This isn't meant to discourage would be artists. I knew what I signed up for. My father is a mechanic and has spent thousands of dollars on his tools. I don't see it as too different from that— apart from the hard labor. The problem comes in when companies won't pay a decent wage and the lack of jobs proportionate to the amount of graduates. If I were to get an entry level job now, it would be a cut in pay. It is very unfortunate that the thousands of hours I have spent on drawing or on writing are not worth more. That was my motivation behind Faeryland: The Defeat of the Troll King. It was for the experience and for something to put on my resume. As an added bonus, it also helped with my depression.
I chose this lifestyle and this direction. If I had know some things sooner, I would have planned better. I would've graduated early and stayed with my parents while I took internship after internship after internship. Experience is key and a higher commodity than talent. It takes a lot more time to build and it cannot be rushed. I would've made a better support group of people that were emotionally intelligent and actually cared about me. That support would have made my fall into depression more of a trip or slip up. I spent too much time around people whose self interest were my detriment. They were nice to talk to for intellectual conversations, but their words cut like the sharp steel blade of a knife. I prefer now those whose words mean well, but they have more finesse in dealing with emotional matters.

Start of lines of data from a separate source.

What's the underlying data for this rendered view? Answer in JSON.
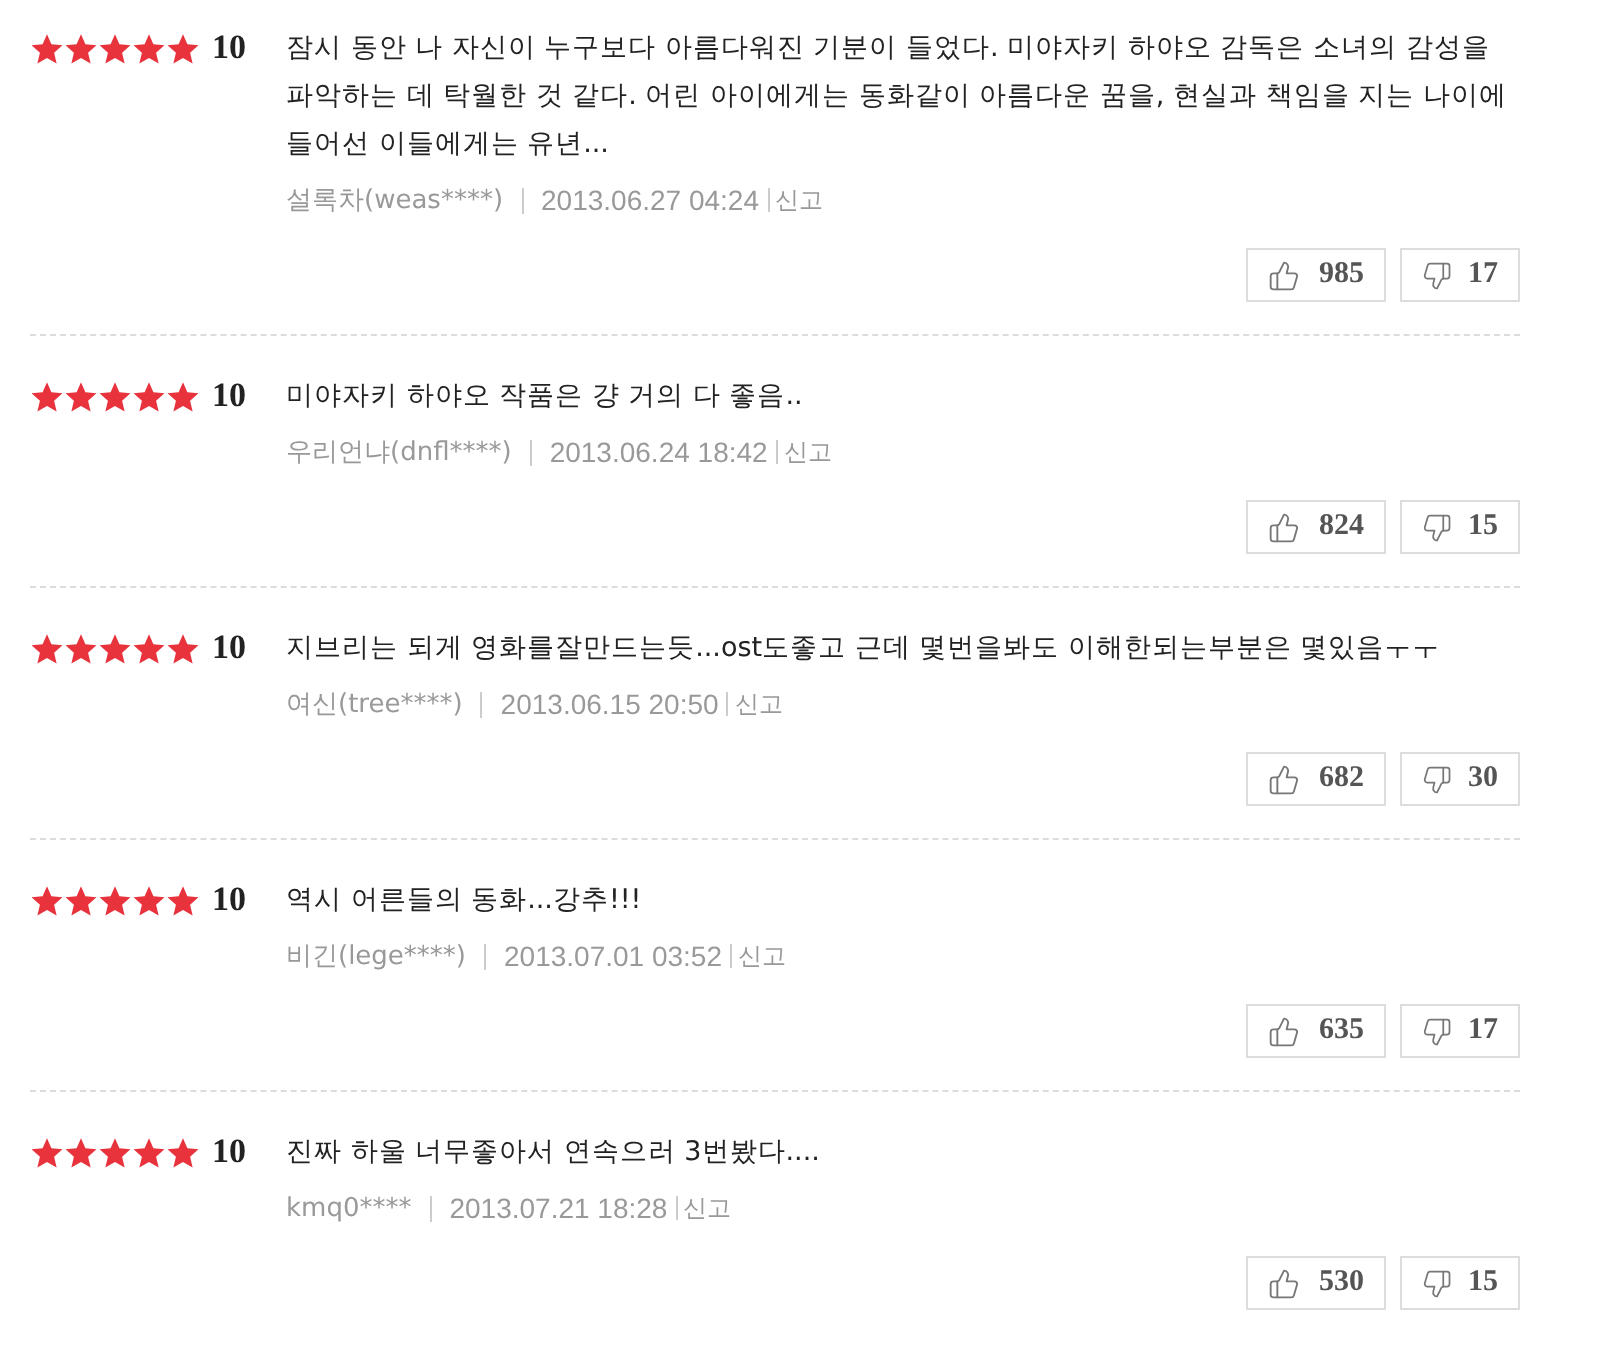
{
  "reviews": [
    {
      "stars": 5,
      "score": "10",
      "text": "잠시 동안 나 자신이 누구보다 아름다워진 기분이 들었다. 미야자키 하야오 감독은 소녀의 감성을 파악하는 데 탁월한 것 같다. 어린 아이에게는 동화같이 아름다운 꿈을, 현실과 책임을 지는 나이에 들어선 이들에게는 유년...",
      "author": "설록차(weas****)",
      "date": "2013.06.27 04:24",
      "report": "신고",
      "likes": "985",
      "dislikes": "17"
    },
    {
      "stars": 5,
      "score": "10",
      "text": "미야자키 하야오 작품은 걍 거의 다 좋음..",
      "author": "우리언냐(dnfl****)",
      "date": "2013.06.24 18:42",
      "report": "신고",
      "likes": "824",
      "dislikes": "15"
    },
    {
      "stars": 5,
      "score": "10",
      "text": "지브리는 되게 영화를잘만드는듯...ost도좋고 근데 몇번을봐도 이해한되는부분은 몇있음ㅜㅜ",
      "author": "여신(tree****)",
      "date": "2013.06.15 20:50",
      "report": "신고",
      "likes": "682",
      "dislikes": "30"
    },
    {
      "stars": 5,
      "score": "10",
      "text": "역시 어른들의 동화...강추!!!",
      "author": "비긴(lege****)",
      "date": "2013.07.01 03:52",
      "report": "신고",
      "likes": "635",
      "dislikes": "17"
    },
    {
      "stars": 5,
      "score": "10",
      "text": "진짜 하울 너무좋아서 연속으러 3번봤다....",
      "author": "kmq0****",
      "date": "2013.07.21 18:28",
      "report": "신고",
      "likes": "530",
      "dislikes": "15"
    }
  ]
}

I don't regret choosing to be an artist. It still feels like the right decision. I really can't imagine myself in another field and I have tried. Outside of art, I have a talent with numbers. I am really good at managing a low budget— which is an absolutely essential skill. It shows you what you can do with less and makes you all the more thankful when things turn around in your favor.
There are a few financial resources and tidbits I will share:
annualcreditreport.com —free credit report for each of the credit reporting agencies (transunion, equifax, and experian) per year; don't pay for it
creditkarma.com — free credit score from Equifax and Transunion (not 100% accurate score, but it useful in showing what makes up your credit score)
Mint— this is an app that you can link up to all of your accounts and be able to see your whole financial picture
Auto Savings— First open a savings account (you can't save if it's in your checking account), Second auto-saving is your friend (transfer at least $25 each time you get paid)
Pay down debt— start with your collection items first and set up a payment plan with them, then see if you can consolidate your debt if you can get a better interest rate than your credit cards (I have learned I am 100 times better at paying off loans than I am a credit card)
Don't close your credit cards! Credit cards are great if used responsibly. Put them in your safe (unless it has an annual fee— then close it). Once you are down to $0 debt you are going to want to keep a credit card that earns you cash back on purchases, but get it down to only a few cards. If you spend a lot on gas, then primarily use the card that gives you the most cash back on gas. This will earn you income and you don't have to do anything! If you find that you cannot keep a credit card on you because it burns a hole in you pocket, then one— put all your subscriptions (hulu, netflix, amazon, etc) on the card, set that card up for auto pay (for the entire balance), and lock it up or shred the card. That way you don't ever have to look at the card and still get cash back and the credit boosting benefits without the debt.